For decades, there have been glasses that claim to help the colour blind. They typically use a pink or reddish-tinted lens that means you're essentially looking through a red or pink pane of glass.

But now there are colour blind glasses that feature sophisticated technology that has had astounding results.

Colour blind artist Daniel Arsham has released a documentary film on the impact colour blindness has had on his art, and how EnChroma glasses dramatically changed his work.

For much of his career, Arsham favoured grey.

Daniel Arsham

But, after using the colour blindness glasses, he unveiled his first exhibition in full colour.

Daniel Arsham
Daniel Arsham's In Colour exhibition was his first showing after using EnChroma glasses.

"Colour blindness doesn't mean that I don't see colour. It means that the range of colour is drastically reduced, especially in low lighting scenarios or at times where you might have colours that are close to each other on the colour spectrum," Arsham told Semaine.

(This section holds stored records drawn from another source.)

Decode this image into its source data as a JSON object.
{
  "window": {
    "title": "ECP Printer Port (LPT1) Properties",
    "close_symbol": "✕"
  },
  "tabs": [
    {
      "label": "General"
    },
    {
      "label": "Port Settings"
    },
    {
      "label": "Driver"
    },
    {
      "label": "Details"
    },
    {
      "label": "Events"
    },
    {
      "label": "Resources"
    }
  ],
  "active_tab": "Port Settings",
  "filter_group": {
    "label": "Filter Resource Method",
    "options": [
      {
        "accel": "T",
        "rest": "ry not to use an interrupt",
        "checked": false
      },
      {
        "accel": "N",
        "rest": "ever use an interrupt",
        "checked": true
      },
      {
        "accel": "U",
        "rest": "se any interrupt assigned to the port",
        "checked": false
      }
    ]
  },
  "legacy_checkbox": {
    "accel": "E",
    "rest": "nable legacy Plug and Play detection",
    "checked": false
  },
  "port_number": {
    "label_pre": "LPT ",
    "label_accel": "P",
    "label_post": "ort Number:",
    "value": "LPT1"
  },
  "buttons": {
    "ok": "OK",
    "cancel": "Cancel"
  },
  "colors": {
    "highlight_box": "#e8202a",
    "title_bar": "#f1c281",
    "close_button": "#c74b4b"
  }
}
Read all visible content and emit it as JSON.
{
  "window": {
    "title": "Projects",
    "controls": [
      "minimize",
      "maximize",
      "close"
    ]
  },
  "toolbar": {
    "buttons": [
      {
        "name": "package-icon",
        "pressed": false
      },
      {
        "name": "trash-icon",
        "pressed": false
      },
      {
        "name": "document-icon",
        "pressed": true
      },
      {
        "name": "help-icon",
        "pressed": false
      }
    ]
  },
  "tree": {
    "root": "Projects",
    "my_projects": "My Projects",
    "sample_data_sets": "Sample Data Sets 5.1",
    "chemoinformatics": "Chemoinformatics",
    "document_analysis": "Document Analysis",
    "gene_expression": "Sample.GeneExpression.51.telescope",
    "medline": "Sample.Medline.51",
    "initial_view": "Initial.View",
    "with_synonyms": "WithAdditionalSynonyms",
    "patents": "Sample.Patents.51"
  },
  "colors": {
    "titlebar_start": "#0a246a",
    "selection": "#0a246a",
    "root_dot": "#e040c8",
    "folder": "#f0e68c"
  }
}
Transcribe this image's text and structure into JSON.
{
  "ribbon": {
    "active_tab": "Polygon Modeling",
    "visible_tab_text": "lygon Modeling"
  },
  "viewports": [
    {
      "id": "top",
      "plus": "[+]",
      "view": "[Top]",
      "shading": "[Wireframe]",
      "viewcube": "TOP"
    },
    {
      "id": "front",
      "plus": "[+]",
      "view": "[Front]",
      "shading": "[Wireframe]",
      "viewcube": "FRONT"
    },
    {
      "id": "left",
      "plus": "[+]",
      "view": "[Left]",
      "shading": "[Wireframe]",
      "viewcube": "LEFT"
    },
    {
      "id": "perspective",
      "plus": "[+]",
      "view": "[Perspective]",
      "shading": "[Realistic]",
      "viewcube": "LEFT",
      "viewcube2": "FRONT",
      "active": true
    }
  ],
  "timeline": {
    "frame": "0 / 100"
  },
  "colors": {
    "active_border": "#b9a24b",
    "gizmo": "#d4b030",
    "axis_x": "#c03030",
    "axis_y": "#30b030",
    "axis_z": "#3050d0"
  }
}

"So what these lenses do is refract the light in a different way so it separates the colours further apart on the colour spectrum. It's not actually curing it; what it's doing is tricking your eye into reading more variation."

EnChroma CEO Andy Schmeder told HuffPost Australia they've created a special patent-pending optical technology ('multi-notch' filtering) that removes small slices of light where the red and green cones in the retina overlap the most for the colour blind.

"The EnChroma glasses were researched through three US National Institute of Health (NIH) research grants and 10 years of R&D and clinical studies using scientific colour vision tests such as the D-15," Schmeder said.

"The glasses enhance the vibrancy and saturation of certain colours and improve colour discrimination, depth and detail perception without distorting the colours the colour blind already see well."

This chart shows the difference between the two types of colour blindness.

While the glasses are not a 'cure' for colour blindness, they've been shown to be effective for about four out of five red-green colour blind people.

"We hear from parents who tell us their child is now more confident in school because they can better see the colours in a social studies map or tell the difference when their teacher writes in red, green or purple marker on the board, or that they enjoy doing art more because their classmates don't laugh anymore because they're no longer colouring the sky purple instead of blue," Schmeder said.

The rainbow on the left is how many colour blind people see; the image on the right is through the colour blindness glasses.

To discover whether you are colour blind, you can do the Ishihara test or a simple online colour chart test that analyses your colour blindness in three minutes.